David Couchman
David Couchman is the Director of Focus and the producer of the 'God: new evidence,' 'God and the Big Bang,' 'After Life?' and 'Jesus Myths' video series. More...

Digital Evangelism blog

The Old Testament sacrificial system points forwards to Jesus Christ

The Law that God gave to the Israelites through Moses included a list of things they were to do and not to do - for example, the Ten Commandments.. There was also a complicated code of sacrifices that they had to make when they broke the Law. These sacrifices were a way of dealing with their guilt. Many of the sacrifices involved the death of an animal - a sheep or a cow, for example. The animal had to be killed in a defined way, and the body often had to be burned on an altar. This system of animal sacrifices points to the need for a death to take away sin and guilt.

However, the sacrifices in the Old Testament could never completely meet this need. Rather, they point forward to the one perfect sacrifice of Jesus.The New Testament picks up this theme. For example, the New Testament specifically picks up the Passover lamb as a picture of the sacrificial death of Jesus for the sins of his people - see 1 Corinthians chapter 5 verse 7.

This is what the New Testament writer of 'Hebrews' says about Christ and the Old Testament sacrifices:

Under the old system, the blood of goats and bulls and the ashes of a young cow could cleanse people's bodies from ritual defilement. Just think how much more the blood of Christ will purify our hearts from deeds that lead to death so that we can worship the living God. For by the power of the eternal Spirit, Christ offered himself to God as a perfect sacrifice for our sins... The old system in the law of Moses was only a shadow of the things to come, not the reality of the good things Christ has done for us. The sacrifices under the old system were repeated again and again, year after year, but they were never able to provide perfect cleansing for those who came to worship. If they could have provided perfect cleansing, the sacrifices would have stopped, for the worshipers would have been purified once for all time, and their feelings of guilt would have disappeared.
But just the opposite happened. Those yearly sacrifices reminded them of their sin year after year. For it is not possible for the blood of bulls and goats to take away sin.' (Hebrews 9:13-10:10)

So for the writers of the New Testament, the central reality is Jesus's sacrifice of himself on the cross to deal with the sin and guilt of his people. The Old Testament sacrifices were models or illustrations that pointed forwards to this reality, but they could not themselves deal with guilt and sin. Next.

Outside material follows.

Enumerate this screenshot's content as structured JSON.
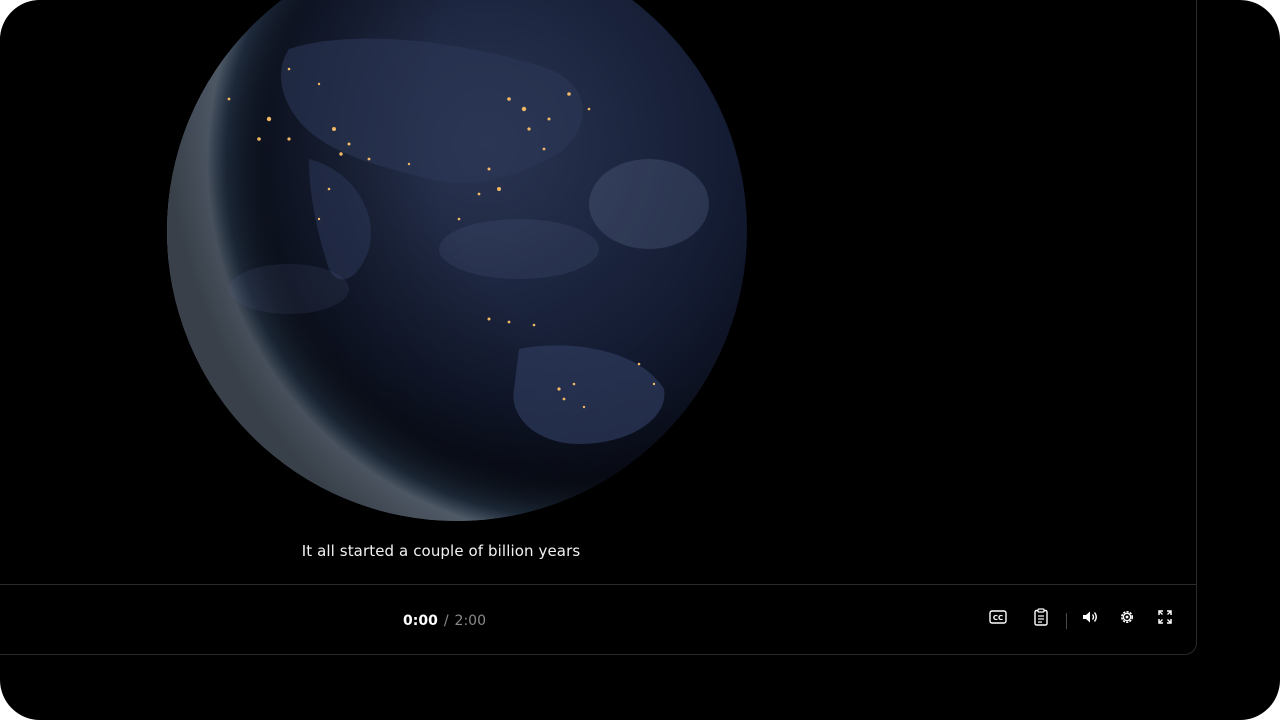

For more about how the whole Bible points to Jesus - Old Testament as well as New Testament - read Vaughan Roberts' excellent 'God's Big Picture: tracing the story-line of the Bible', or Graeme Goldsworthy's 'According to Plan: the unfolding revelation of God in the Bible', or Alec Motyer's 'Look to the Rock: An Old Testament Background to our understanding of Christ.'